185. Historically, diversion was delivered through "diversion schemes". The schemes were often tailored to the offending conduct rather than the offender's needs resulting in those who did not meet the criteria of the available scheme(s) being assessed as unsuitable. During our review, we heard references to diversion not being suitable for certain offences and unavailable due to the absence of specific type of programmes.

186. This approach is out of step with the WSA ethos and the needs-led approach to dealing with young people.

187. COPFS and CJSW have different responsibilities and roles in the delivery of diversion. It is for the prosecutor to assess whether it is in the public interest to offer diversion, having regard to the competing interests of any victim, the offender and the community. An assessment of risk is factored into such decisions.

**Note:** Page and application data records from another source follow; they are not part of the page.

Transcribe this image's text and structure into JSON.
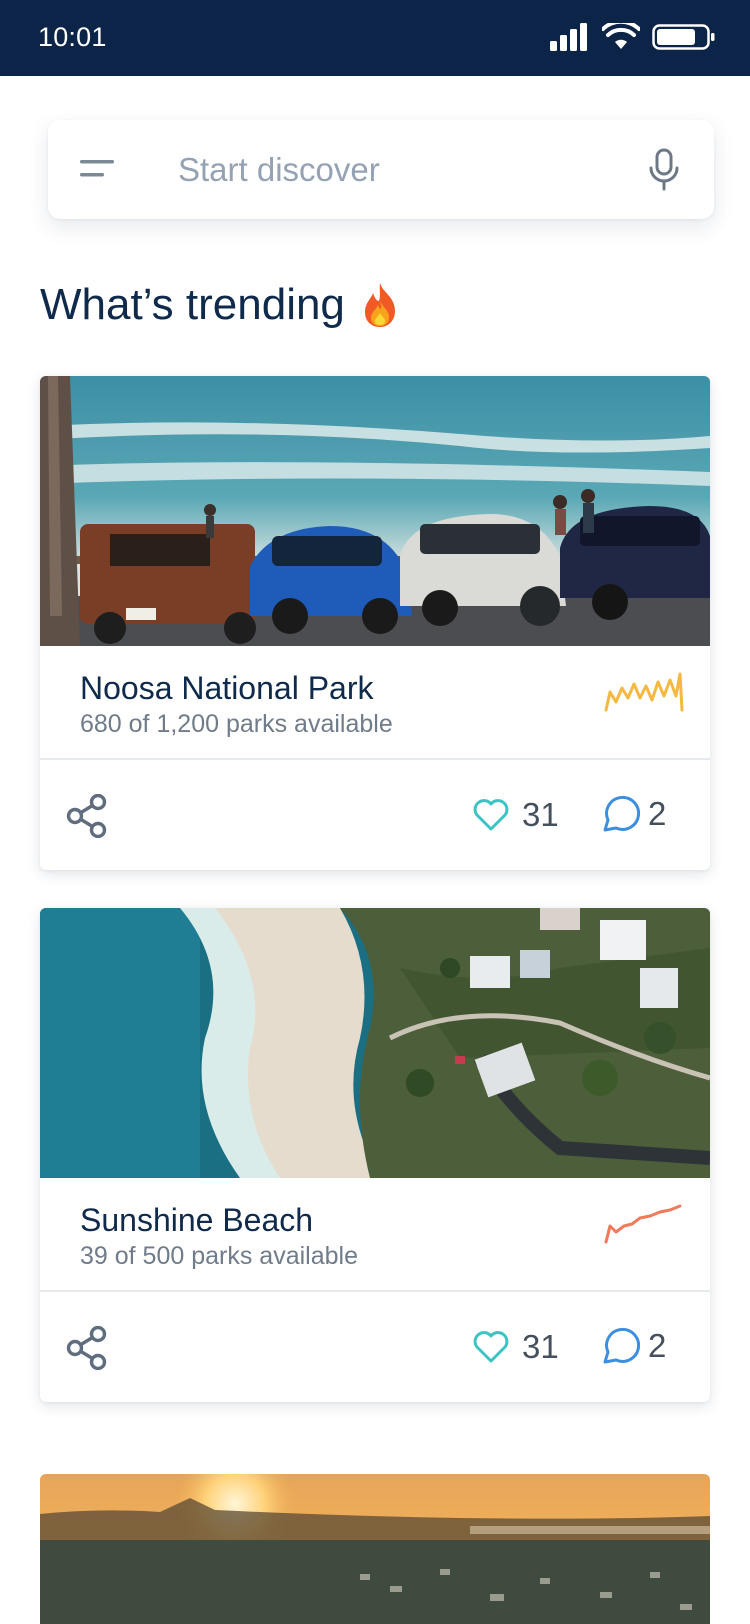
{
  "status_bar": {
    "time": "10:01",
    "icons": [
      "signal-icon",
      "wifi-icon",
      "battery-icon"
    ]
  },
  "search": {
    "placeholder": "Start discover",
    "icons": [
      "menu-icon",
      "mic-icon"
    ]
  },
  "section": {
    "title": "What’s trending",
    "emoji_icon": "fire-icon"
  },
  "cards": [
    {
      "title": "Noosa National Park",
      "subtitle": "680 of 1,200 parks available",
      "likes": "31",
      "comments": "2",
      "trend_color": "#f5b942",
      "image": "beach-carpark-photo"
    },
    {
      "title": "Sunshine Beach",
      "subtitle": "39 of 500 parks available",
      "likes": "31",
      "comments": "2",
      "trend_color": "#f07a5a",
      "image": "aerial-beach-photo"
    }
  ],
  "partial_card": {
    "image": "sunset-town-photo"
  },
  "colors": {
    "navy": "#0c2447",
    "heart": "#3cc3c4",
    "comment": "#3c8ede",
    "icon_grey": "#5f6d7e"
  }
}
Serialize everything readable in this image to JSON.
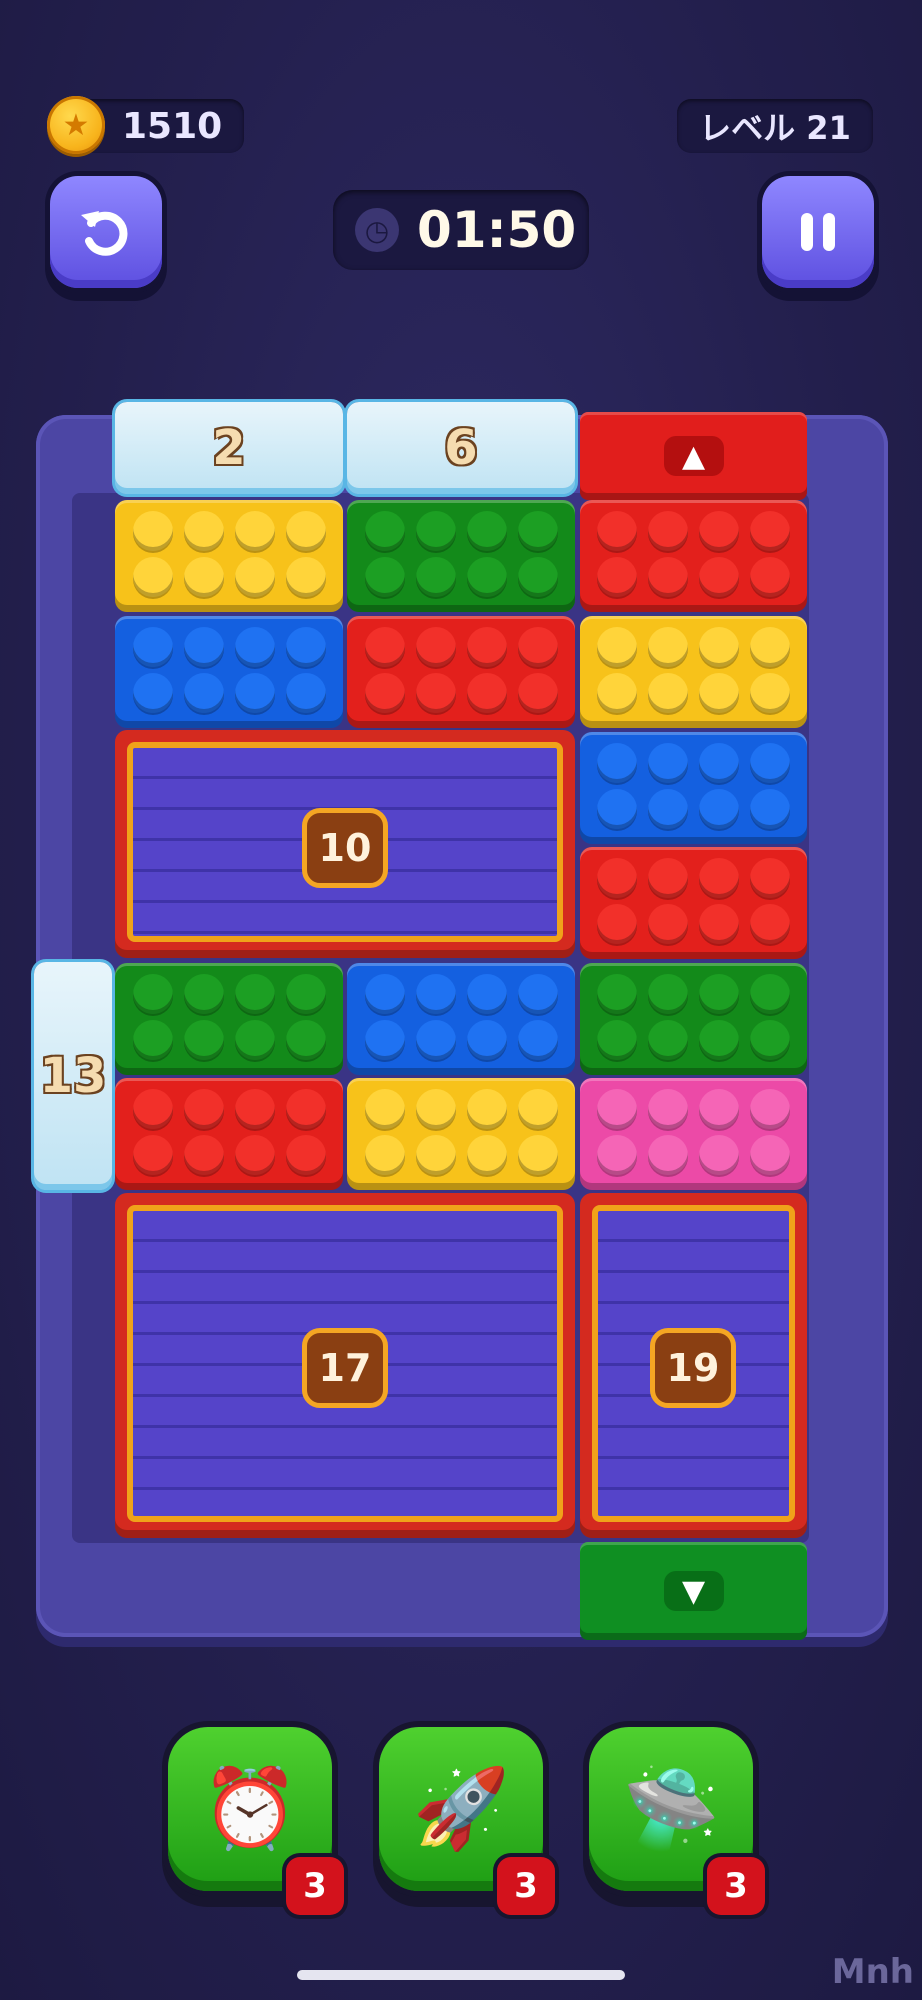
{
  "hud": {
    "coins": "1510",
    "level": "レベル 21",
    "timer": "01:50",
    "undo_icon": "undo-arrow-icon",
    "pause_icon": "pause-icon",
    "clock_icon": "clock-icon",
    "coin_icon": "star-coin-icon"
  },
  "board": {
    "ice_top_left": "2",
    "ice_top_mid": "6",
    "ice_left_side": "13",
    "crate_a": "10",
    "crate_b": "17",
    "crate_c": "19",
    "exit_top_color": "red",
    "exit_bottom_color": "green"
  },
  "boosters": [
    {
      "name": "alarm-clock",
      "icon": "⏰",
      "count": "3"
    },
    {
      "name": "rocket",
      "icon": "🚀",
      "count": "3"
    },
    {
      "name": "ufo",
      "icon": "🛸",
      "count": "3"
    }
  ],
  "watermark": "Mnh"
}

188. Thereafter, it is the responsibility of CJSW to assess the individual needs of the offender and address these through the universal services available in the Local Authority, or through commissioning the appropriate services.

189. Based on this shared understanding of approach we were reassured by senior representatives from CJSW and practitioners, who deliver diversion, that any offence referred by the prosecutor can be considered and that their overriding objective is to engage with young people in a welfare-based system and to keep them out of the criminal justice system.

190. The dual approach of tailoring diversion to the individual offender's needs through a range of universal services and dedicated prosecutors, within the national marking unit (NICP), making decisions in the majority of summary cases should provide greater accessibility to, and consistency in the use of diversion.

Capacity of Services

191. Other than the case declined due to the unavailability of an interpreter, there were no cases, in our review, not accepted by CJSW due to lack of availability of services or capacity.

192. We are aware, however, that capacity to deliver diversion has been an issue in some Local Authorities. One Local Authority has a backlog of cases – some from April this year[100] – awaiting assessment for suitability by CJSW. We were told that measures have been taken to remedy the situation.

193. Delays of this nature have the potential to undermine confidence in diversion and dilute the impact of the intervention on the young person. The closer the intervention to the offending, the greater the likelihood of a positive outcome.

194. All Local Authorities have the necessary skills and expertise to work with young offenders subject to a CPO. Diversion requires similar skills and provides the young person with the appropriate support but at an earlier stage and crucially before the offender enters the adult criminal system. It is, undoubtedly, more cost effective than prosecution with the possibility of the offender being made subject to a CPO or a period of detention.

195. We recognise that fluctuations in the number of referrals for diversion by COPFS have historically created difficulties for some Local Authorities to deliver a consistent service. The combination of a dedicated prosecutor dealing with cases involving 16/17 year olds and an approach by COPFS to maximise the use of diversion for all young people under 18 years should provide greater consistency in the number of young people being referred.

196. With that in mind, to secure the objective of keeping as many young people out of the formal justice system, consideration should be given to re-aligning the current funding streams for CJSW to better resource a preventative, earlier intervention approach through diversion.


Contact

Email: Carolyn Sharp